It’s not true that all postmodernists are both epistemological and metaphysical anti-realists. Many people in theology, for example, can be epistemological anti-realists about scripture, interpretation, and our ability to know God while believe in God as if they were metaphysical realists. When we observe postmodernism in theology, we must acknowledge the deeply ethical place such motivation comes from. In not having access to thee reality of God (cut away like the Moon Woman in Pollock's painting above), we are made humble before all possible differences of belief to such an extent that we can see an enlarged but similar motivation from Locke’s Letter Concerning Toleration. In the Letter, Locke urges tolerance of various Christian denominations precisely because we do not have epistemic access to which version of Christianity is true, and in holding with this same epistemic ignorance, postmodern epistemic anti-realists generalize this condition to all epistemic agents and all communities. By extension, postmodern ethicists embrace the limits of knowing morality even though they might practically adopt a belief in a real answer to ethical questions. It’s just that we can never think we know those answers with any measure of confidence, so the best we can hope for is to call for the radical tolerance of many voices.
 See Gilbert Harman’s “Moral Relativism Defended” in The Philosophy Review vol. 84 no. 1 (January 1975): 3-22.
 Some notable work has been done by Lee Braver to introduce the anti-realism and realism distinction first coined by Michael Dummett in his “Realism” in Truth and Other Enigmas (London: Duckwork, 1978). See Braver’s A Thing of This World: A History of Continental Anti-realism (Evanston, IL: Northwestern University Press, 2008).
 I really have to thank J. Aaron Simmons of Furman University for a discussion on this point.
 Jean-François Lyotard’s, Postmodern Condition: A Report on Knowledge trans. Geoff Bennington and Brian Massumi (Minneapolis: University of Minnesota Press, 1999), 3.
 Lyotard, Postmodernism, xxiii.
 Lyotard, Postmodernism, xxiii.
 Lyotard, Postmodernism, xxiii.
 Lyotard, Postmodernism, xxiv.
 Lyotard, Postmodernism xxv.
 Lyotard, Postmodernism, 8.
 Lyotard, Postmodernism, 9.
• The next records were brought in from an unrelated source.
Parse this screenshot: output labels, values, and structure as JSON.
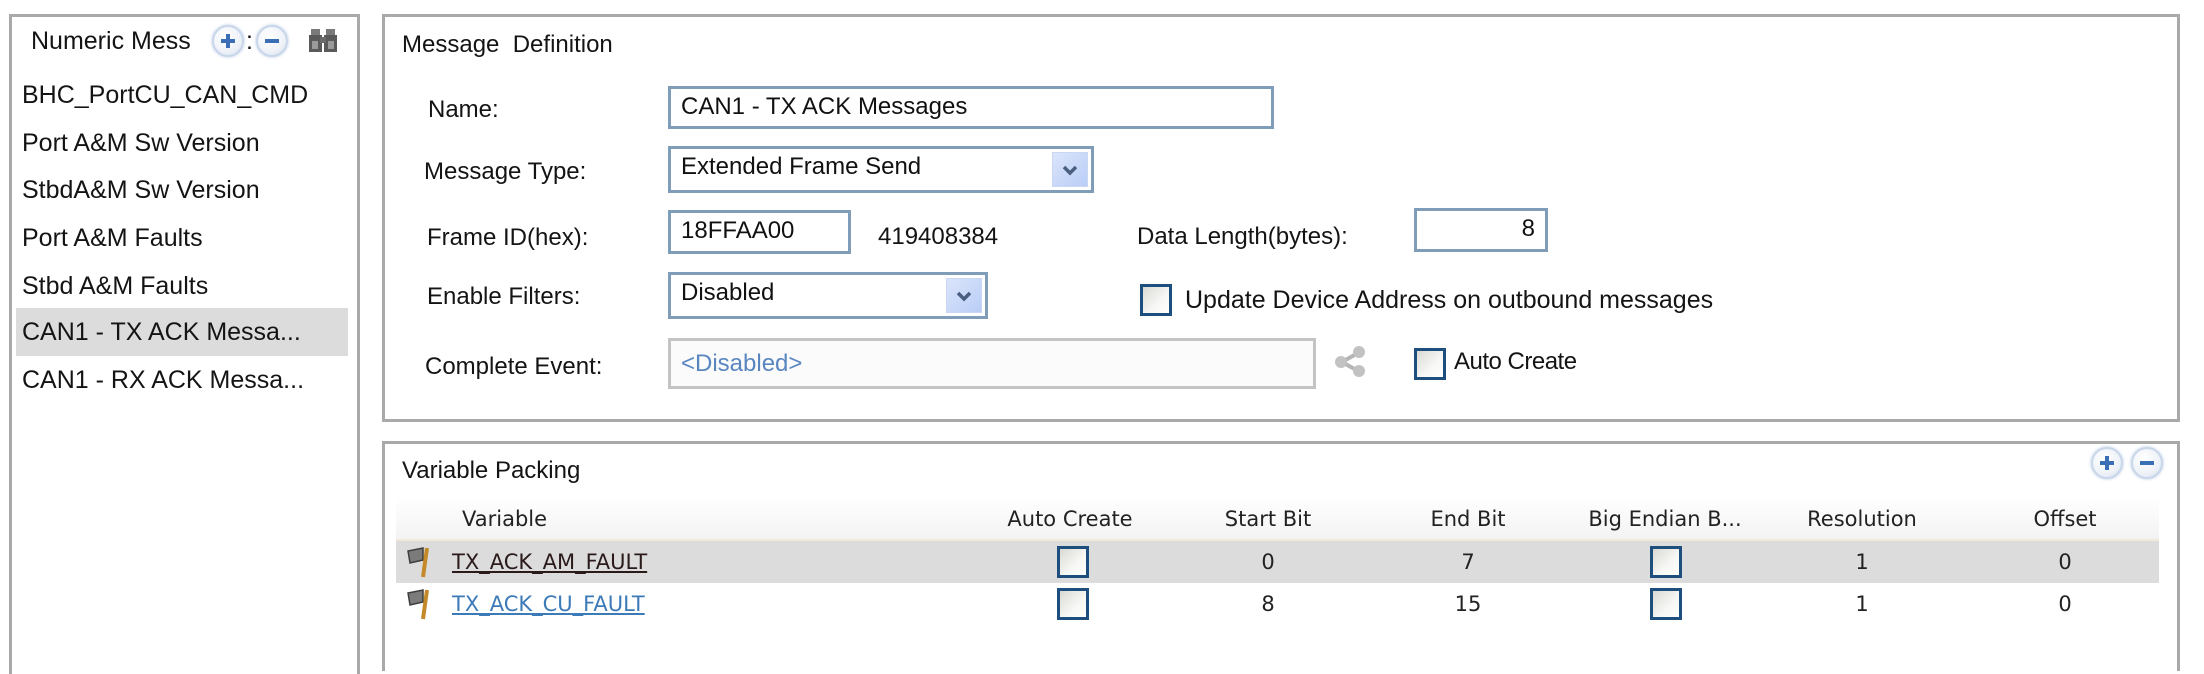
{
  "sidebar": {
    "header_label": "Numeric Mess",
    "header_sep": ":",
    "header_icons": [
      "plus-icon",
      "minus-icon",
      "binoculars-icon"
    ],
    "items": [
      {
        "label": "BHC_PortCU_CAN_CMD",
        "selected": false
      },
      {
        "label": "Port A&M Sw Version",
        "selected": false
      },
      {
        "label": "StbdA&M Sw Version",
        "selected": false
      },
      {
        "label": "Port A&M Faults",
        "selected": false
      },
      {
        "label": "Stbd A&M Faults",
        "selected": false
      },
      {
        "label": "CAN1 - TX ACK Messa...",
        "selected": true
      },
      {
        "label": "CAN1 - RX ACK Messa...",
        "selected": false
      }
    ]
  },
  "message_definition": {
    "title": "Message  Definition",
    "name_label": "Name:",
    "name_value": "CAN1 - TX ACK Messages",
    "message_type_label": "Message Type:",
    "message_type_value": "Extended Frame Send",
    "frame_id_label": "Frame ID(hex):",
    "frame_id_value": "18FFAA00",
    "frame_id_decimal": "419408384",
    "data_length_label": "Data Length(bytes):",
    "data_length_value": "8",
    "enable_filters_label": "Enable Filters:",
    "enable_filters_value": "Disabled",
    "update_device_address_label": "Update Device Address on outbound messages",
    "update_device_address_checked": false,
    "complete_event_label": "Complete Event:",
    "complete_event_value": "<Disabled>",
    "auto_create_label": "Auto Create",
    "auto_create_checked": false
  },
  "variable_packing": {
    "title": "Variable Packing",
    "columns": [
      "Variable",
      "Auto Create",
      "Start Bit",
      "End Bit",
      "Big Endian B...",
      "Resolution",
      "Offset"
    ],
    "rows": [
      {
        "variable": "TX_ACK_AM_FAULT",
        "auto_create": false,
        "start_bit": "0",
        "end_bit": "7",
        "big_endian": false,
        "resolution": "1",
        "offset": "0",
        "selected": true
      },
      {
        "variable": "TX_ACK_CU_FAULT",
        "auto_create": false,
        "start_bit": "8",
        "end_bit": "15",
        "big_endian": false,
        "resolution": "1",
        "offset": "0",
        "selected": false
      }
    ]
  },
  "colors": {
    "selected_row_bg": "#dcdcdc",
    "input_border": "#7f9db9",
    "link_blue": "#3d7ab8",
    "disabled_text": "#5a86c0"
  }
}
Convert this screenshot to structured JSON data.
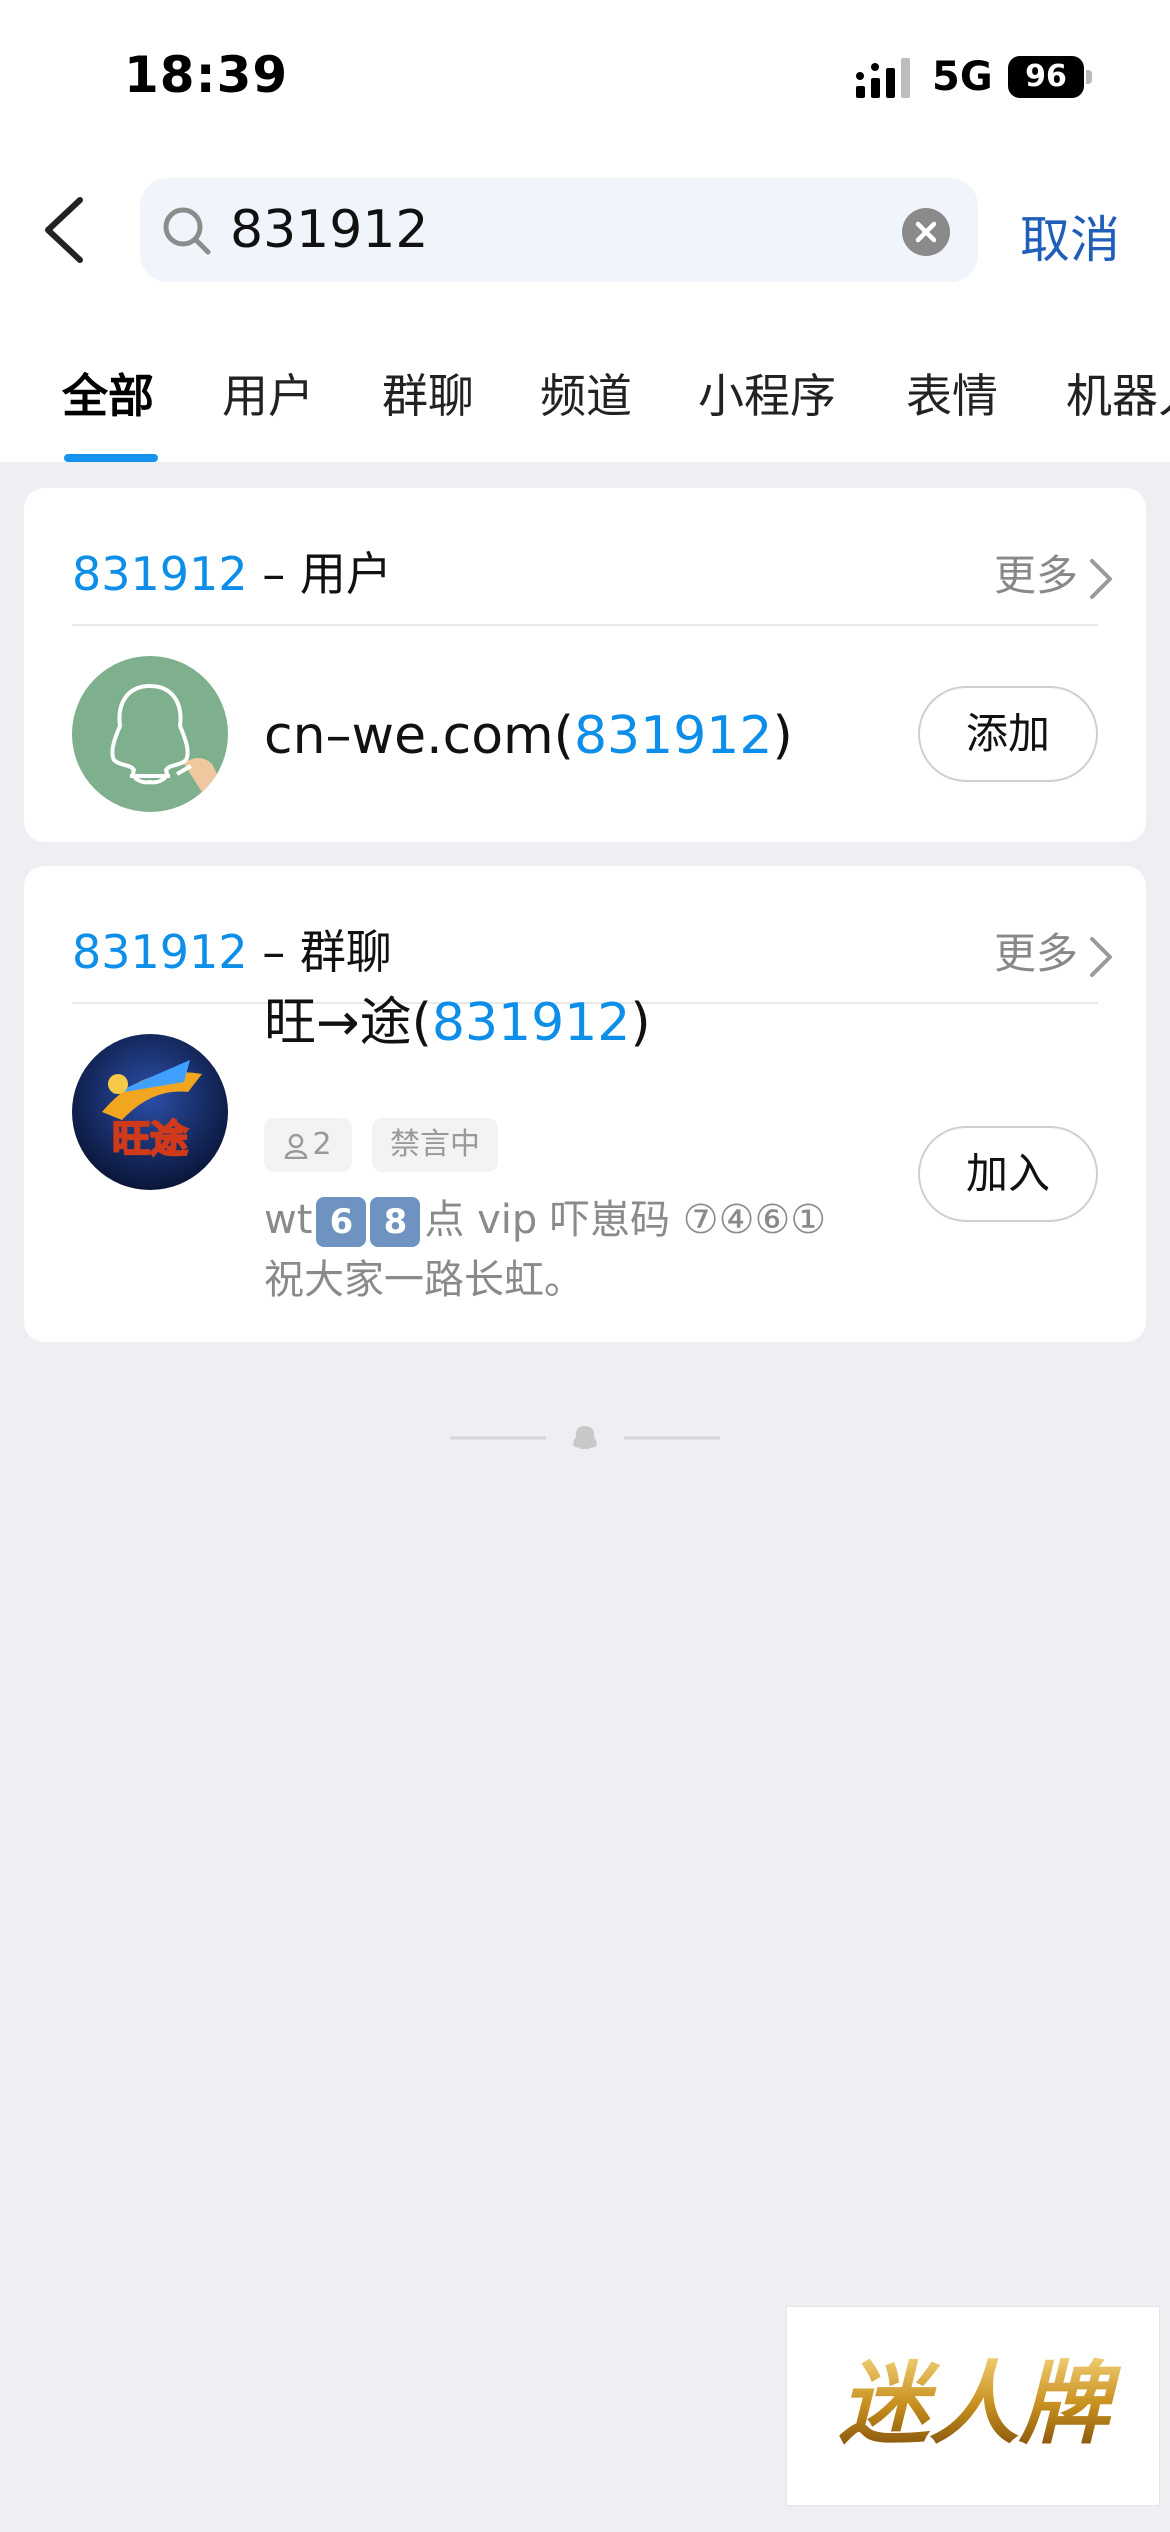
{
  "status_bar": {
    "time": "18:39",
    "network": "5G",
    "battery": "96"
  },
  "search": {
    "query": "831912",
    "cancel_label": "取消"
  },
  "tabs": [
    "全部",
    "用户",
    "群聊",
    "频道",
    "小程序",
    "表情",
    "机器人"
  ],
  "user_section": {
    "keyword": "831912",
    "title_suffix": " – 用户",
    "more_label": "更多",
    "result": {
      "name_prefix": "cn–we.com(",
      "id": "831912",
      "name_suffix": ")",
      "action_label": "添加"
    }
  },
  "group_section": {
    "keyword": "831912",
    "title_suffix": " – 群聊",
    "more_label": "更多",
    "result": {
      "name_prefix": "旺→途(",
      "id": "831912",
      "name_suffix": ")",
      "member_count": "2",
      "status_tag": "禁言中",
      "desc_line1_prefix": "wt",
      "desc_digit1": "6",
      "desc_digit2": "8",
      "desc_line1_suffix": "点 vip 吓崽码 ⑦④⑥①",
      "desc_line2": "祝大家一路长虹。",
      "avatar_text": "旺途",
      "action_label": "加入"
    }
  },
  "watermark": {
    "text": "迷人牌"
  },
  "colors": {
    "accent": "#0d8ee9",
    "cancel": "#1f5eb9",
    "tab_indicator": "#1494ec",
    "page_bg": "#eeeff3"
  }
}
 You’ll also note this insight is why so many feminist and social epistemologies were inspired by postmodern French philosophy in the first place. To ignore the social dimensions of context and power in epistemology is the reason why gender is under-theorized before the 20th century.